Donald Trump offered the single best, most original policy idea in the Republican Party debate Thursday night. He also demonstrated by far the greatest understanding of a complicated area of public policy. There, I said it.
People have been avoiding noticing this out of a dual aversion to Trump’s brand of demagogic anti-immigrant politics and an excessive sense that deference is owed to the real professional politicians up on the stage.
But while I wouldn’t rank Trump as one of the great health wonks of all time, his answer to a question challenging him to defend his past praise of single-payer health-care systems demonstrated a decent knowledge of the subject and an innovative and important health-care idea.
Trump’s argument on single-payer
Single-payer health-care systems are ones in which the government acts as the insurance company for everyone. That’s how Medicare works in the United States, and it’s how the Canadian health-care system (conveniently also called Medicare) works for everyone, not just senior citizens.
“It works in Canada,” said Trump, and “it works incredibly well in Scotland.” He even went so far as to say that “it could have worked in a different age” in the United States but is not currently suited to our problems.

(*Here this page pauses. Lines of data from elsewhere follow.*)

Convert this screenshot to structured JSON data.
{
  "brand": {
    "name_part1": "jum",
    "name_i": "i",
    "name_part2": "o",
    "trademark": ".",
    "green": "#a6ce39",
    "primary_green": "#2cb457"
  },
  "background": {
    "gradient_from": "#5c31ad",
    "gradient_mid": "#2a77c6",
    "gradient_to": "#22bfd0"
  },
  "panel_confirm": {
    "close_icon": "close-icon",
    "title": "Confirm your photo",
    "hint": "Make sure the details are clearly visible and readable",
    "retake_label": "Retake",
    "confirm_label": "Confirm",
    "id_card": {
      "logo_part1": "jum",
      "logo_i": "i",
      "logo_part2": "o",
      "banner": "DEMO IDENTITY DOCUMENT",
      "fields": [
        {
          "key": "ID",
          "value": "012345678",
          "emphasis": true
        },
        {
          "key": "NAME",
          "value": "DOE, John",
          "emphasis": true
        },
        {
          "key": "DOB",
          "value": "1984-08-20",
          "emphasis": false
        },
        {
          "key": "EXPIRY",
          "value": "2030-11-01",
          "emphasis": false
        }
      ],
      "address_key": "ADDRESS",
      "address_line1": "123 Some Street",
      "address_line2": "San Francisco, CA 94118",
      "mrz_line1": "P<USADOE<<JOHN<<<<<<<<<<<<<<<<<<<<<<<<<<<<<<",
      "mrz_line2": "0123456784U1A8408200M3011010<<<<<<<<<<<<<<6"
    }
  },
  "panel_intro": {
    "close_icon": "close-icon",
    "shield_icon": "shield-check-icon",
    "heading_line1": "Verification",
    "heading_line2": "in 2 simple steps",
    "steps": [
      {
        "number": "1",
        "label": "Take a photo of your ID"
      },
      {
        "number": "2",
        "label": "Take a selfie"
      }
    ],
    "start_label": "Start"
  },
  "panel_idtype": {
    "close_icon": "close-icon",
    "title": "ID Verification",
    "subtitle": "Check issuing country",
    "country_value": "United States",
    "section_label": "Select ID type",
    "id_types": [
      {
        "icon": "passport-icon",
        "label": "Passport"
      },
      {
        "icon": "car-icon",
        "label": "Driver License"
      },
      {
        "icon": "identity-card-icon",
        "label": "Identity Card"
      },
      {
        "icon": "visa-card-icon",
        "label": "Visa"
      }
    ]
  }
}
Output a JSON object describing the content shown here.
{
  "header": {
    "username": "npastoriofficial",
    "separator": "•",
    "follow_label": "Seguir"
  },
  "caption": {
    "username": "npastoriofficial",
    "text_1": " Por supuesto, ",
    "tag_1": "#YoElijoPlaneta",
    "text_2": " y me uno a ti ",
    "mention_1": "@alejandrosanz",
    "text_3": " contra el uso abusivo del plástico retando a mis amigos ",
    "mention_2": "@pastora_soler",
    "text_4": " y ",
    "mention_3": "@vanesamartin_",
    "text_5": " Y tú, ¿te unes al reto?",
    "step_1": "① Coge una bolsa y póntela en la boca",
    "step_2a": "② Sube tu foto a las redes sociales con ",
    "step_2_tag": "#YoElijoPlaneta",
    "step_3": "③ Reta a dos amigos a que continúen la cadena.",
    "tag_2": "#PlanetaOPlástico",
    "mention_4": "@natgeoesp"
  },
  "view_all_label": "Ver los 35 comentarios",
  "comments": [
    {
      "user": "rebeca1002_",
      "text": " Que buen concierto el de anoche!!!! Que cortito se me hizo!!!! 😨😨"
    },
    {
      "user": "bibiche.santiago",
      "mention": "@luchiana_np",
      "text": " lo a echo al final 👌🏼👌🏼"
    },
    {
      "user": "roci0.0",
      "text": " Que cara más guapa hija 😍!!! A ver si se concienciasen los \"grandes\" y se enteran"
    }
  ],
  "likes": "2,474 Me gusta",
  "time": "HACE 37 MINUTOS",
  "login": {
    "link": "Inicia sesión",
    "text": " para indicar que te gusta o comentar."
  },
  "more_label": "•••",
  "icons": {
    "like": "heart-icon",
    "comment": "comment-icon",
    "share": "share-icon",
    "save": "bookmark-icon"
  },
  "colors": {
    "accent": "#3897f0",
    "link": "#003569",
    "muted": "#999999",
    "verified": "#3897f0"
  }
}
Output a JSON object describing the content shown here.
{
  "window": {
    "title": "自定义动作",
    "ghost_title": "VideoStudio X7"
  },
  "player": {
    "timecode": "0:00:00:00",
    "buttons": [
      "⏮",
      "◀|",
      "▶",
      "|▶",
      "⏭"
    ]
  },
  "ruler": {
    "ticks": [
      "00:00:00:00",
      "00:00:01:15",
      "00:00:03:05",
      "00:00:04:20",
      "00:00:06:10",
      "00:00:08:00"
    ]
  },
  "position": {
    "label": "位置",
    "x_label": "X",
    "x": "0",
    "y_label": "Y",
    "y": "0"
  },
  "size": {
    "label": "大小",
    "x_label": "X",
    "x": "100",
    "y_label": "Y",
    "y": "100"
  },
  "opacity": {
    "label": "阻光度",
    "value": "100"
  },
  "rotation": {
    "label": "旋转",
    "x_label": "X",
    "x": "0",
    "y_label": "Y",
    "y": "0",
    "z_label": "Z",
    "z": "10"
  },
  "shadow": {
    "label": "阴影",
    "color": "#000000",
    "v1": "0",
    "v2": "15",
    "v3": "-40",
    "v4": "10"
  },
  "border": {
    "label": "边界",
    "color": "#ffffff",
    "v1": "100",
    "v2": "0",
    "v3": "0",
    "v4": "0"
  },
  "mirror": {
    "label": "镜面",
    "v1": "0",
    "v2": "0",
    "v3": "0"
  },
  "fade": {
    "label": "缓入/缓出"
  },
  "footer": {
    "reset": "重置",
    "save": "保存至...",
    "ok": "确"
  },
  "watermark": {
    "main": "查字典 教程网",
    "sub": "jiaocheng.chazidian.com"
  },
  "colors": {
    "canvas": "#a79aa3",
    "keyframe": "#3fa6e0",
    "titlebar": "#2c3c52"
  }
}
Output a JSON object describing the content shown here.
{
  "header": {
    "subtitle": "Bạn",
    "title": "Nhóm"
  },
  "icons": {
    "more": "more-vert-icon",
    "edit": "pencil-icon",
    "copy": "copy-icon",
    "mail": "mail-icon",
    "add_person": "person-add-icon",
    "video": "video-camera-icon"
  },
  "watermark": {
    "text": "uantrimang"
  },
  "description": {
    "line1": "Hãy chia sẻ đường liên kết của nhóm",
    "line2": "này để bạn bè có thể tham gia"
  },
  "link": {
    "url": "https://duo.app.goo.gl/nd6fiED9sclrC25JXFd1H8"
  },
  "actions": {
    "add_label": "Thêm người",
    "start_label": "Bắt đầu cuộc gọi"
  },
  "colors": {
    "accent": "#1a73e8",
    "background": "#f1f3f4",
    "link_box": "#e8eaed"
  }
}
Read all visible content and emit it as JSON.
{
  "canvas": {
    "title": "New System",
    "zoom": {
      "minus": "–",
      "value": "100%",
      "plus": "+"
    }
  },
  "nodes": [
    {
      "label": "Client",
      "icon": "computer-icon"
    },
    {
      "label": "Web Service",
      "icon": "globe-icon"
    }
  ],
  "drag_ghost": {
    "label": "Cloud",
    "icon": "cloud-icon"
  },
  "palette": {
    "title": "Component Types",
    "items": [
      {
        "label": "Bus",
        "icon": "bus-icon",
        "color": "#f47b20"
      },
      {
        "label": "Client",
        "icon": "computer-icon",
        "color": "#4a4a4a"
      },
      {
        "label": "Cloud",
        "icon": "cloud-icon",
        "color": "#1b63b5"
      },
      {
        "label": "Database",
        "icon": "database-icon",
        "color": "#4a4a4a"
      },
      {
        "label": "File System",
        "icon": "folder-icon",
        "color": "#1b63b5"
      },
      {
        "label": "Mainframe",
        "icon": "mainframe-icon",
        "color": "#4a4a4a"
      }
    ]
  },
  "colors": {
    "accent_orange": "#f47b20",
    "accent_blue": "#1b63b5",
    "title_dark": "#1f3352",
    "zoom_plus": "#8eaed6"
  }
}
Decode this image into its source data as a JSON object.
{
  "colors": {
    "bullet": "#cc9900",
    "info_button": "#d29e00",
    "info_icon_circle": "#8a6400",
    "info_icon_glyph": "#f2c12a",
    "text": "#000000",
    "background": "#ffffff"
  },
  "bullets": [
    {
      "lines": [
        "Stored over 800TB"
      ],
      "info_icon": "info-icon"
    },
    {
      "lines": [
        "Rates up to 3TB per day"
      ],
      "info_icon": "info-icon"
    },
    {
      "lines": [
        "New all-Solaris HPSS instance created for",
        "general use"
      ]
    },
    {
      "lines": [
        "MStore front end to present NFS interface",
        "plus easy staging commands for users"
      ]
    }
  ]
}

What Trump is talking about here is path dependency, and it’s a reasonable point. It’s one thing to set up a National Health Service in the wake of World War II. It’s another thing entirely to come 75 years later and completely upend a system that is working pretty well for most people and that enormous institutions have made deep investments in. It’s easy to dismiss this message when coming from Trump, but Atul Gawande has written brilliantly about path dependency in health-care reform and my colleague Sarah Kliff’s masterful profile of Vermont’s failed effort to build a single-payer system further underscores the concerns about path dependency.
Is the idea that a system could work well in one country but not in the US crazy? Not according to leading health wonk Uwe Reinhardt, who, like Trump, is an admirer of some foreign single-payer systems but skeptical of trying to remake the United States in their image.
Trump’s great idea: a common market in health insurance
Trump then pivoted from this to a constructive suggestion about reforming health insurance in America, proposing a change that, while big enough to make a difference, is sufficiently non-revolutionary to be plausible.
“What I’d like to see,” he said, “is a private system without the artificial lines around every state.”
Right now, you see, health insurance is a heavily regulated industry. And it’s regulated in slightly different ways by each state government. Consequently, while buyers and sellers of most products (breakfast cereal, cars, appliances, clothing) have one gigantic marketplace to participate in, buyers and sellers of health insurance have a handful of midsize markets (California, Texas, New York) and a few dozen small ones.
“I have a big company with thousands and thousands of employees,” Trump observed, but “if I’m negotiating in New York or in New Jersey or in California, I have, like, one bidder. Nobody can bid.”
One bidder is an exaggeration, but it’s true that the number of players in any given state market tends to be small, and the problem is getting worse. The issue is especially severe in smaller states, where the overall size of the market isn’t necessarily big enough to make it worth anyone’s while to enter. But it’s also a logistical hassle for employers who operate in multiple states, especially because states aren’t real economic units. Lots of people live in New Jersey and work in Pennsylvania, or commute from Kansas to Missouri.